ONE GOOD KING
Lord, I am committed to You through thick and thin.
Read 1 KINGS 15:9–24
Asa King of Judah
9 In the twentieth year of Jeroboam king of Israel, Asa became king of Judah, 10 and he reigned in Jerusalem forty-one years. His grandmother’s name was Maakah daughter of Abishalom.
11 Asa did what was right in the eyes of the Lord, as his father David had done. 12 He expelled the male shrine prostitutes from the land and got rid of all the idols his ancestors had made. 13 He even deposed his grandmother Maakah from her position as queen mother, because she had made a repulsive image for the worship of Asherah. Asa cut it down and burned it in the Kidron Valley. 14 Although he did not remove the high places, Asa’s heart was fully committed to the Lord all his life. 15 He brought into the temple of the Lord the silver and gold and the articles that he and his father had dedicated.
16 There was war between Asa and Baasha king of Israel throughout their reigns. 17 Baasha king of Israel went up against Judah and fortified Ramah to prevent anyone from leaving or entering the territory of Asa king of Judah.
18 Asa then took all the silver and gold that was left in the treasuries of the Lord’s temple and of his own palace. He entrusted it to his officials and sent them to Ben-Hadad son of Tabrimmon, the son of Hezion, the king of Aram, who was ruling in Damascus. 19 “Let there be a treaty between me and you,” he said, “as there was between my father and your father. See, I am sending you a gift of silver and gold. Now break your treaty with Baasha king of Israel so he will withdraw from me.”
20 Ben-Hadad agreed with King Asa and sent the commanders of his forces against the towns of Israel. He conquered Ijon, Dan, Abel Beth Maakah and all Kinnereth in addition to Naphtali. 21 When Baasha heard this, he stopped building Ramah and withdrew to Tirzah. 22 Then King Asa issued an order to all Judah—no one was exempt—and they carried away from Ramah the stones and timber Baasha had been using there. With them King Asa built up Geba in Benjamin, and also Mizpah.

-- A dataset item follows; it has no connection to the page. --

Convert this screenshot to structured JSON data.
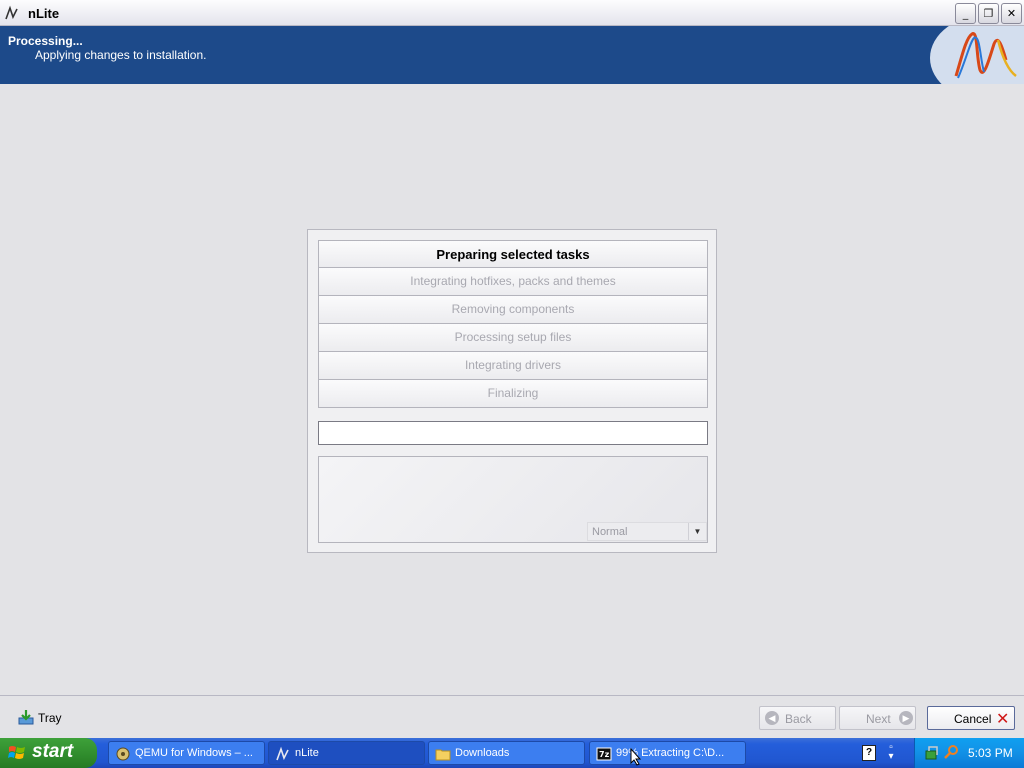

23 As for all the other events of Asa’s reign, all his achievements, all he did and the cities he built, are they not written in the book of the annals of the kings of Judah? In his old age, however, his feet became diseased. 24 Then Asa rested with his ancestors and was buried with them in the city of his father David. And Jehoshaphat his son succeeded him as king.
New International Version (NIV)
Holy Bible, New International Version®, NIV® Copyright ©1973, 1978, 1984, 2011 by Biblica, Inc.® Used by permission. All rights reserved worldwide.
“The eyes of the Lord range throughout the earth to strengthen those whose hearts are fully committed to him”
(2 Chr. 16:9).
Rehoboam’s grandson, Asa, ascends the throne of Judah three years after his grandfather’s death. He is considerably disadvantaged by having a spiritually weak grandfather, a father whose heart “was not fully devoted to the Lord” (3) and a pagan grandmother (13). Yet Asa proves to be a surprisingly godly and beneﬁcial king, a genuine breath of fresh air.
Today’s reading should be read in conjunction with 2 Chronicles 14– 16, which gives a more detailed commentary on Asa’s reign. Here in 1 Kings we are told only that he models himself on David and that his heart “is fully committed to the Lord all his life” (11,14). The account in 2 Chronicles explains how that commitment works out in practice, revealing Asa as a man of prayer (2 Chr. 14:11), obedience to the Word of God (2 Chr. 15:1–8), and orthodox worship (12,13). Indeed, he even leads his people wholeheartedly into a renewed covenant with the Lord (2 Chr. 15:12). As a result, his reign extends to 41 years (10) and is largely one of peace (2 Chr. 14:6; 15:15), something always recognized as a blessing from heaven.
The text mentions only two strikes against him. First, he “does not remove the high places” from Israel (14). Second, when King Baasha of Israel threatens Judah, Asa turns to Ben-Hadad of Aram for help instead of to the Lord his God (16–22). He may be fully committed to the Lord, but he hasn’t learned how to translate that commitment into complete trust. The Lord sends his faithful prophet Hanani to confront Asa about this foolish tendency, reminding him of the Lord’s omniscience and almighty power. Sadly, instead of recognizing the Lord’s fatherly love and accepting correction, Asa becomes angry and refuses to be corrected. In his ﬁnal years, he seems to have distanced himself from the Lord his God. His foot disease indicates the ﬁnal expression of the divine correction which he has rejected during his later years (2 Chr. 16:7–12).
Meditate upon 2 Chronicles 16:8 and 9 and pray accordingly. Read Hebrews 12:5–11 and pray for fellow Christians who ﬁnd the Lord’s loving discipline hard to accept.
Lord, give me the wisdom to recognize when I am being corrected by God and the grace to change my errant ways.